Cleanroom Air Changes Guidelines
Air changes per hour (ACH) is a measure of how many times the air in a cleanroom is replaced by filtered air in one hour. ACH is an important factor for determining the cleanliness level and energy efficiency of a cleanroom. The higher the ACH, the more filtered air is supplied to the cleanroom, which reduces the concentration of airborne particles and contaminants. However, higher ACH also means higher energy consumption and operating costs for the cleanroom.
There is no universal rule for how many air changes per hour are required for different cleanroom classifications. Different standards and guidelines may have different recommendations based on the application, process, and product requirements. However, some general ranges can be found in the literature and industry practices. For example, according to the ISO 14644-1 standard, the following table shows the approximate ACH ranges for different ISO classes:
The table above is based on the assumption of unidirectional airflow, which is a type of airflow that flows in a single direction with a steady velocity and parallel streamlines. Unidirectional airflow is typically used for cleanrooms with higher cleanliness levels (ISO 5 or better), where laminar flow is required to minimize turbulence and particle suspension. For cleanrooms with lower cleanliness levels (ISO 6 or worse), turbulent airflow may be used, which is a type of airflow that flows in a highly random motion and creates mixing and dilution of particles.

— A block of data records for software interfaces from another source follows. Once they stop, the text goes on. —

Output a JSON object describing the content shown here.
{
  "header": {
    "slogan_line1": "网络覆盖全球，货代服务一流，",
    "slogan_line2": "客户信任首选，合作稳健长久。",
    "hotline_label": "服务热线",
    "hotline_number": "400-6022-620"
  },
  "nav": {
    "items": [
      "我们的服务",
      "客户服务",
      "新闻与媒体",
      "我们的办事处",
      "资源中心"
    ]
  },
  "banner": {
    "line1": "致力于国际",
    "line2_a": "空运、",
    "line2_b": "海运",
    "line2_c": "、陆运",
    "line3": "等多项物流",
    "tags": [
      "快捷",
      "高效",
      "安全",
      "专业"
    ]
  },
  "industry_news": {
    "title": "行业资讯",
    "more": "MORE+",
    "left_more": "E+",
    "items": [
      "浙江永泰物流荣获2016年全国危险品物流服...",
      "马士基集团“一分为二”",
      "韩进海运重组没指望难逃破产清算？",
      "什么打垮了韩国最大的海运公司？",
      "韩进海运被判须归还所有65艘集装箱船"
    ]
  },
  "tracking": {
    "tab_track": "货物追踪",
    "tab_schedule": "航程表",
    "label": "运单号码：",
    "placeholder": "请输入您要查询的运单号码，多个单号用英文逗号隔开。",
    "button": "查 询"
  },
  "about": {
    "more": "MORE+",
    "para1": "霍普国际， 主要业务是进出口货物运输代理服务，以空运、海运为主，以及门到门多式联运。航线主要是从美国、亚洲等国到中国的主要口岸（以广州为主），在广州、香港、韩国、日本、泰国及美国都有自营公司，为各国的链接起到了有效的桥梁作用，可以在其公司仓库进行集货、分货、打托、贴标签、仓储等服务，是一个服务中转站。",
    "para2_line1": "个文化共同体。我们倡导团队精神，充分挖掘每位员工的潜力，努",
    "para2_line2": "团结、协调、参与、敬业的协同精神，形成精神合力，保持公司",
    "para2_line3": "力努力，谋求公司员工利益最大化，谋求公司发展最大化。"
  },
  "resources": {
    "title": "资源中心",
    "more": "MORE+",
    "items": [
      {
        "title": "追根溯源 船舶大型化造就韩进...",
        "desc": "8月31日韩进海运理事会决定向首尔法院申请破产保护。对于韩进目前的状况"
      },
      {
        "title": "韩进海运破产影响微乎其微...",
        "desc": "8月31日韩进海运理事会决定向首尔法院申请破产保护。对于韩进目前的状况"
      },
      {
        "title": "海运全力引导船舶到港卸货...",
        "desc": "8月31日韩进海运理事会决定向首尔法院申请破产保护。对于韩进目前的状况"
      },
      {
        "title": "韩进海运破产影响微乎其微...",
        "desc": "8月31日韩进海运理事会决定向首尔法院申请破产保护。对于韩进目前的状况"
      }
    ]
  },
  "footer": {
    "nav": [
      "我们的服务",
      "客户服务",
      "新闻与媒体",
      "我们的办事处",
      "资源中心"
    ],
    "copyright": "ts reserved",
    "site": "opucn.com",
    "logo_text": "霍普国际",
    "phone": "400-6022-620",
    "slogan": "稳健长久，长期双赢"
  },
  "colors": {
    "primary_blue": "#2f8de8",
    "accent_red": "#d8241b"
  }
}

Turbulent airflow may require lower ACH than unidirectional airflow to achieve the same cleanliness level, depending on the design and layout of the cleanroom.
The ACH for a specific cleanroom should be determined by a careful analysis of the factors that affect the particle generation and removal in the cleanroom, such as:
• The size and layout of the cleanroom
• The number and type of equipment and personnel in the cleanroom
• The sources and rates of particle generation and emission in the cleanroom
• The type and efficiency of the air filtration system
• The type and direction of the airflow pattern
• The temperature and humidity conditions in the cleanroom
• The product and process specifications and requirements
The ACH for a cleanroom should be optimized to achieve the desired cleanliness level while minimizing the energy consumption and operating costs. ACH should not be too high or too low, as both extremes can have negative impacts on the cleanroom performance and efficiency. Too high ACH can cause excessive noise, vibration, and pressure drop, as well as increased energy use and carbon footprint. Too low ACH can cause insufficient particle removal, poor air distribution, and increased risk of contamination and cross-contamination.
To determine the optimal ACH for a cleanroom, it is recommended to consult with a professional cleanroom designer or engineer who can perform a detailed analysis and simulation of the cleanroom system and provide a customized solution that meets the specific needs and goals of the cleanroom application.